Science shows that man's best friend comes with a host of physical and mental health benefits for humans. Not only do dogs provide us with a sense of companionship, but they also promote exercise, calm our nerves, and can even reduce one's blood pressure and heart rate when petting a dog, according to Harvard Health Publishing.

Researchers from the American Gastroenterological Association presented preliminary study findings during their annual meeting for Digestive Disease Week. The research suggested that exposure to certain lifestyle factors, particularly during early childhood, may help protect against the development of Crohn's disease — among them was growing up with a family dog.

Often seen in those between the ages of 20 and 29, Crohn's disease is categorized as an inflammatory bowel disease (via National Institute of Diabetes and Digestive and Kidney Diseases). Common symptoms include gastrointestinal discomfort, diarrhea, and weight loss. In more severe cases, the condition can lead to ulcers, malnutrition, intestinal blockages, and more.

The difference between cats and dogs when it comes to gut health

The study team gathered data and survey responses from more than 4,000 participants with a first-degree family member diagnosed with Crohn's disease. Researchers then looked at how age, family size, household pets, number of household bathrooms, living on a farm, consumption of unpasteurized milk, and consumption of well water each affected participant gut health.

When comparing cats versus dogs, study findings revealed that people exposed to dogs were shown to have a healthy balance between their gut microbiome and their body's immune response — two factors that may help prevent the development of Crohn's disease. This was particularly true for young children and adolescents between the ages of five and 15. These results did not prove true for cat owners, however. Offering a possible explanation, senior study author Dr. Williams Turpin stated in a news release, "It could potentially be because dog owners get outside more often with their pets or live in areas with more green space, which has been shown previously to protect against Crohn's."

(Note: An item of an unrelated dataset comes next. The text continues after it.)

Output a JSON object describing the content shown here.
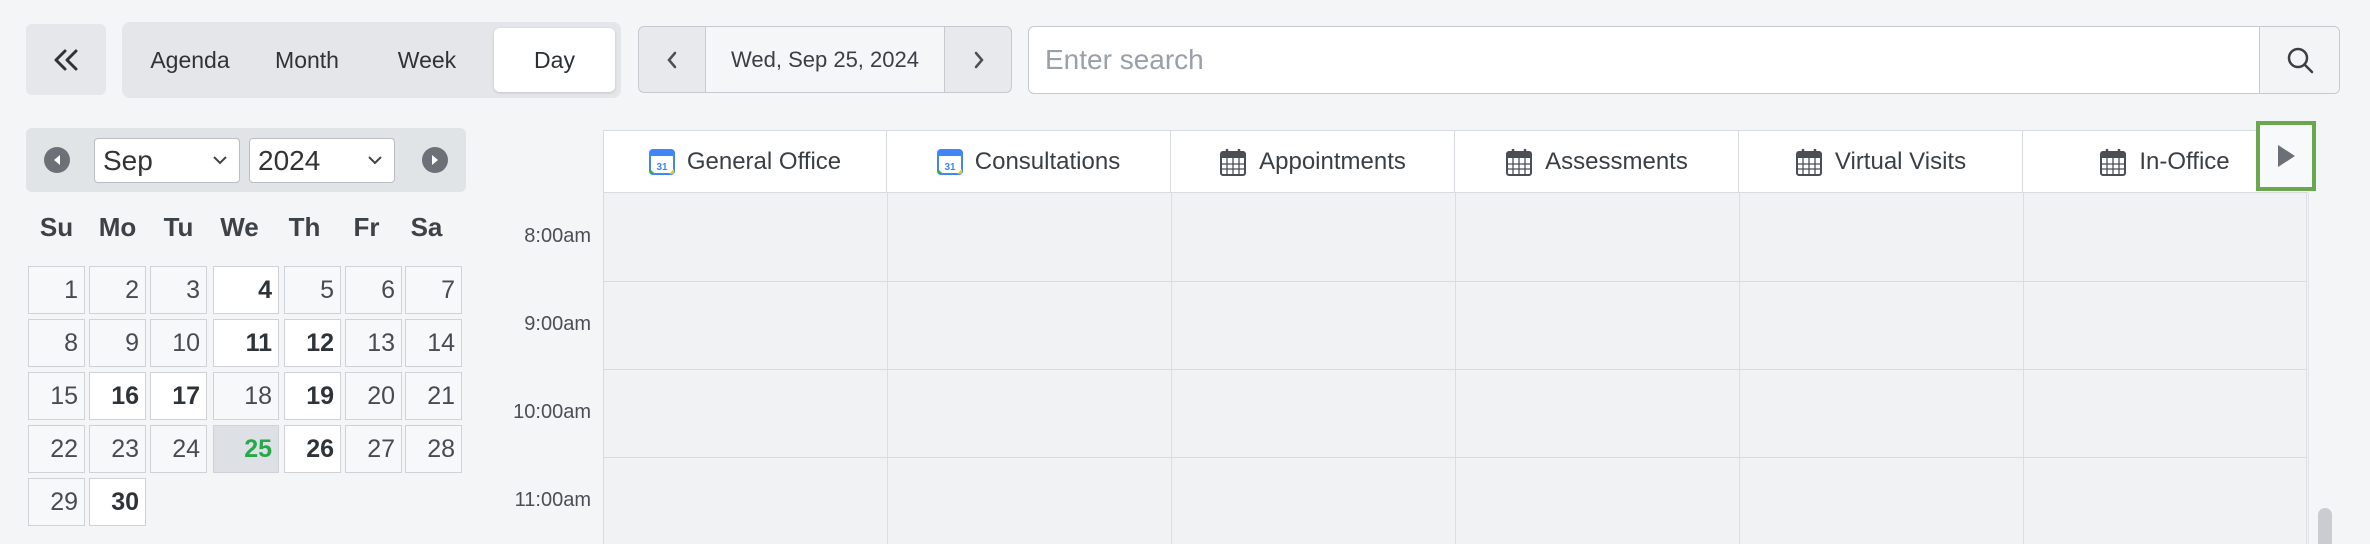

Of the other factors examined in the study, larger family sizes were correlated with a healthy balance of gut bacteria later on in life for those who lived with three or more family members during their first year of life, as per the study research.